The automobile market saw overall growth in Europe this quarter resulting in a boost to many manufacturers’ revenue. Even General Motors’ sales rose considerably in this time period, matching Ford’s approximately 12% rise in this market. However, while Ford and General Motors might be more or less neck and neck in Europe; Ford is dominating in other key markets where General Motors is not as big of a player.
Ford on Track to Meet Target Growth in China
China is quickly becoming one of the most promising growth markets for Ford in the coming years. Sales in this emerging market are already up 59% at the start of 2014 compared with the same time period in 2013. The Chinese auto market as a whole is expected to grow at least 30% by 2020 and Ford already controls more than 4% of the total market. The company has also begun to implement aggressive growth strategies and invested highly in the region in order to increase its market share in this fast growing market.

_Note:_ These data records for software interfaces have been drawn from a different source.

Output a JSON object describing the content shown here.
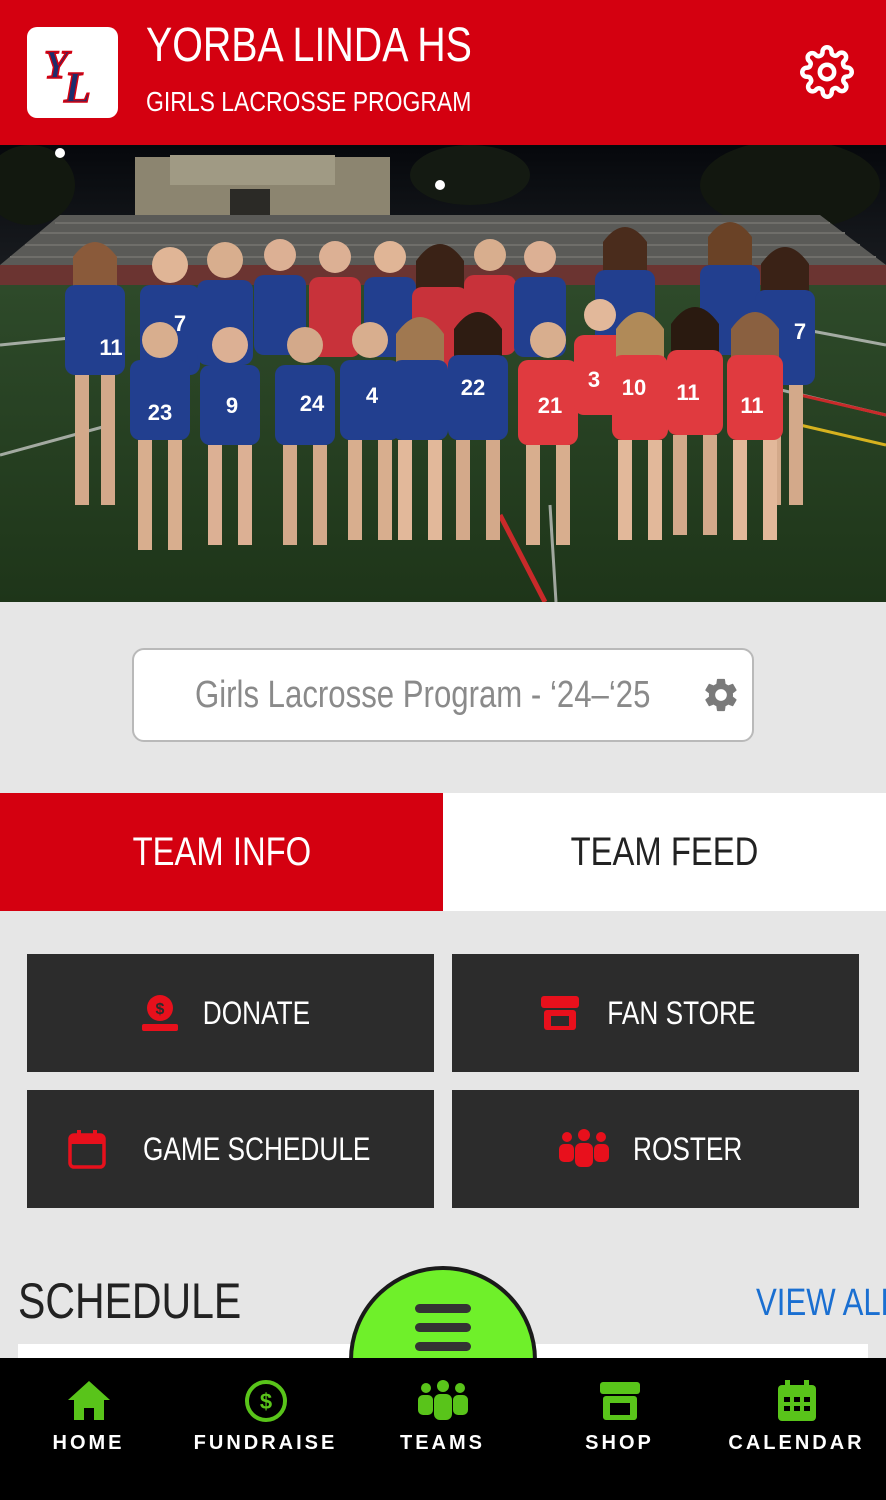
{
  "header": {
    "school_name": "YORBA LINDA HS",
    "program_name": "GIRLS LACROSSE PROGRAM",
    "logo_text": "YL"
  },
  "photo": {
    "jersey_numbers": [
      "11",
      "7",
      "23",
      "9",
      "24",
      "4",
      "22",
      "21",
      "3",
      "10",
      "11",
      "7",
      "11"
    ]
  },
  "season": {
    "label": "Girls Lacrosse Program - ‘24–‘25"
  },
  "tabs": [
    {
      "label": "TEAM INFO",
      "active": true
    },
    {
      "label": "TEAM FEED",
      "active": false
    }
  ],
  "actions": [
    {
      "label": "DONATE",
      "icon": "donate-icon"
    },
    {
      "label": "FAN STORE",
      "icon": "store-icon"
    },
    {
      "label": "GAME SCHEDULE",
      "icon": "calendar-icon"
    },
    {
      "label": "ROSTER",
      "icon": "team-icon"
    }
  ],
  "schedule": {
    "title": "SCHEDULE",
    "view_all": "VIEW ALL"
  },
  "bottom_nav": [
    {
      "label": "HOME",
      "icon": "home-icon"
    },
    {
      "label": "FUNDRAISE",
      "icon": "dollar-icon"
    },
    {
      "label": "TEAMS",
      "icon": "team-icon"
    },
    {
      "label": "SHOP",
      "icon": "store-icon"
    },
    {
      "label": "CALENDAR",
      "icon": "calendar-icon"
    }
  ],
  "colors": {
    "brand_red": "#d40010",
    "dark_button": "#2c2c2c",
    "fab_green": "#6ff02a",
    "nav_icon_green": "#59c41a",
    "link_blue": "#1a6fd1"
  }
}
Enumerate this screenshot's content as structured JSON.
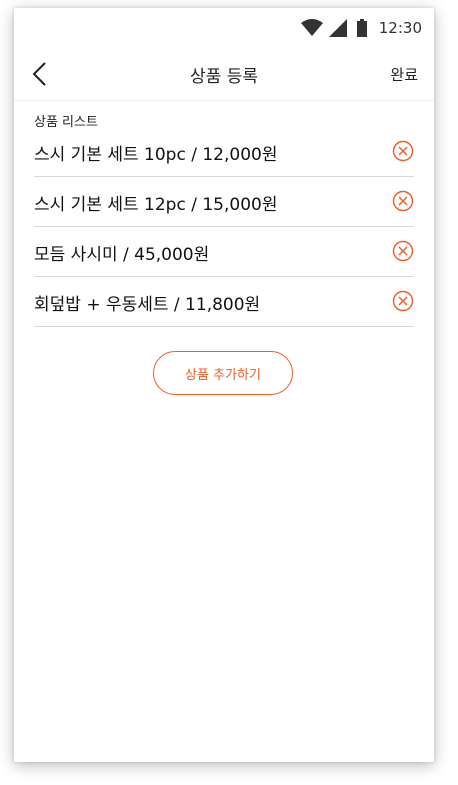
{
  "status_bar": {
    "time": "12:30",
    "icons": [
      "wifi-icon",
      "cell-signal-icon",
      "battery-icon"
    ]
  },
  "app_bar": {
    "back_icon": "chevron-left-icon",
    "title": "상품 등록",
    "done_label": "완료"
  },
  "section": {
    "label": "상품 리스트"
  },
  "products": [
    {
      "name": "스시 기본 세트 10pc / 12,000원"
    },
    {
      "name": "스시 기본 세트 12pc / 15,000원"
    },
    {
      "name": "모듬 사시미 / 45,000원"
    },
    {
      "name": "회덮밥 + 우동세트 / 11,800원"
    }
  ],
  "remove_icon": "circle-x-icon",
  "add_button": {
    "label": "상품 추가하기"
  },
  "colors": {
    "accent": "#f15a24",
    "divider": "#d8d8d8",
    "text": "#111111"
  }
}
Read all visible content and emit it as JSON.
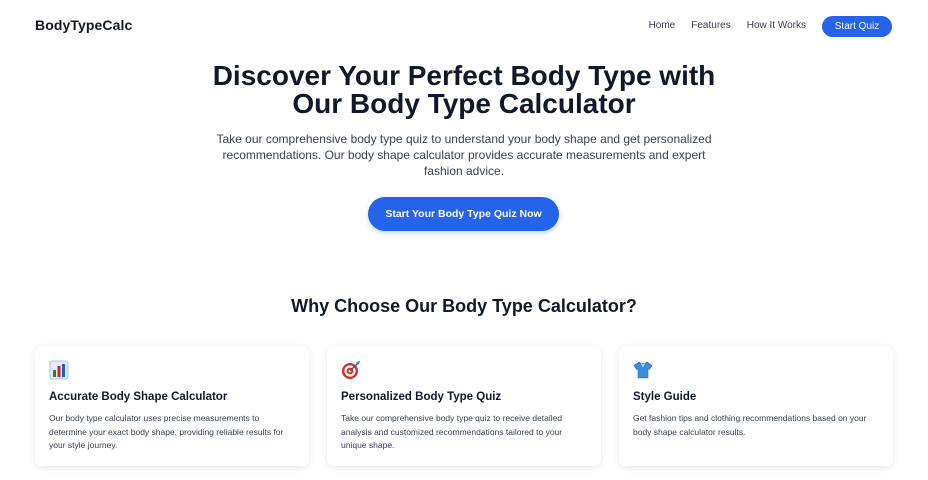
{
  "nav": {
    "brand": "BodyTypeCalc",
    "links": [
      "Home",
      "Features",
      "How It Works"
    ],
    "cta": "Start Quiz"
  },
  "hero": {
    "title_line1": "Discover Your Perfect Body Type with",
    "title_line2": "Our Body Type Calculator",
    "subtitle": "Take our comprehensive body type quiz to understand your body shape and get personalized recommendations. Our body shape calculator provides accurate measurements and expert fashion advice.",
    "cta": "Start Your Body Type Quiz Now"
  },
  "features": {
    "title": "Why Choose Our Body Type Calculator?",
    "cards": [
      {
        "icon": "bar-chart-icon",
        "title": "Accurate Body Shape Calculator",
        "text": "Our body type calculator uses precise measurements to determine your exact body shape, providing reliable results for your style journey."
      },
      {
        "icon": "target-icon",
        "title": "Personalized Body Type Quiz",
        "text": "Take our comprehensive body type quiz to receive detailed analysis and customized recommendations tailored to your unique shape."
      },
      {
        "icon": "shirt-icon",
        "title": "Style Guide",
        "text": "Get fashion tips and clothing recommendations based on your body shape calculator results."
      }
    ]
  },
  "colors": {
    "accent": "#2563eb",
    "text": "#111827",
    "muted": "#374151"
  }
}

In order to secure this growth, the company has already built four new factories in China and plans to build 14 new plants around the world, including China over the coming year. Along with these new manufacturing facilities, Ford plans to launch 23 new vehicles onto the market in 2014 (more than double the 11 it released in the prior year).
Digging its Heels into the Indian Market

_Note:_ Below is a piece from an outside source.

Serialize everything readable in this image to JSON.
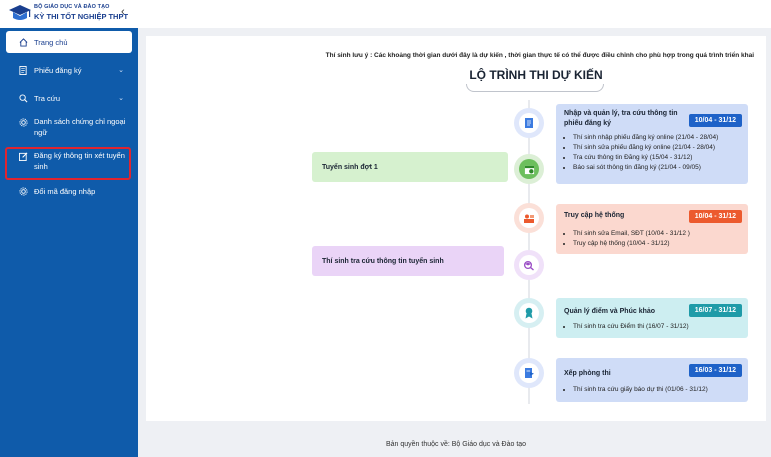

With India poised to become the third largest automobile market by 2020, Ford has already initiated plans for expansion in this region. Plans to increase the number of manufacturing facilities in the country as well as increase the number of vehicles it exports to this emerging market are already intended to take affect by the year’s end.
This means investors can expect to see the benefits of Ford’s aggressive business strategy very soon making the company an attractive investment particularly for enterprise investors. However, some potential road blocks lying ahead for Ford include its relatively weak market share in India (just 3% despite being in the market for more than 15 years) and its relatively low variety of vehicles sold in the region. Hopefully, Ford’s expansionist strategies directed toward India will help to change these factors and help to further spur growth in this potentially profitable market.
By some estimates, Ford’s stock is severely undervalued: selling at $15.47 as of March 22nd when it should be selling at about $30 per share. The company’s intrinsic value is reflected in its diluted earnings per share which have risen from -$3.60 five years ago up to $2.23 at the end of 2013. Thus, while the current stock price implies that the market is expecting negative growth from the company, its earnings per share growth over the past five years in addition to its consistent growth in cash flow from operations show that the company is ready to see meaningful growth in the coming years.
Current revenues from and increased investments in emerging markets like China and India confirm what Ford’s financial records have already been telling us and despite the depression in the stock price witnessed since the beginning of February, the company has already been proving its potential in international markets and eventually, investors will have to take notice and correct the currently deflated valuation of Ford’s stock.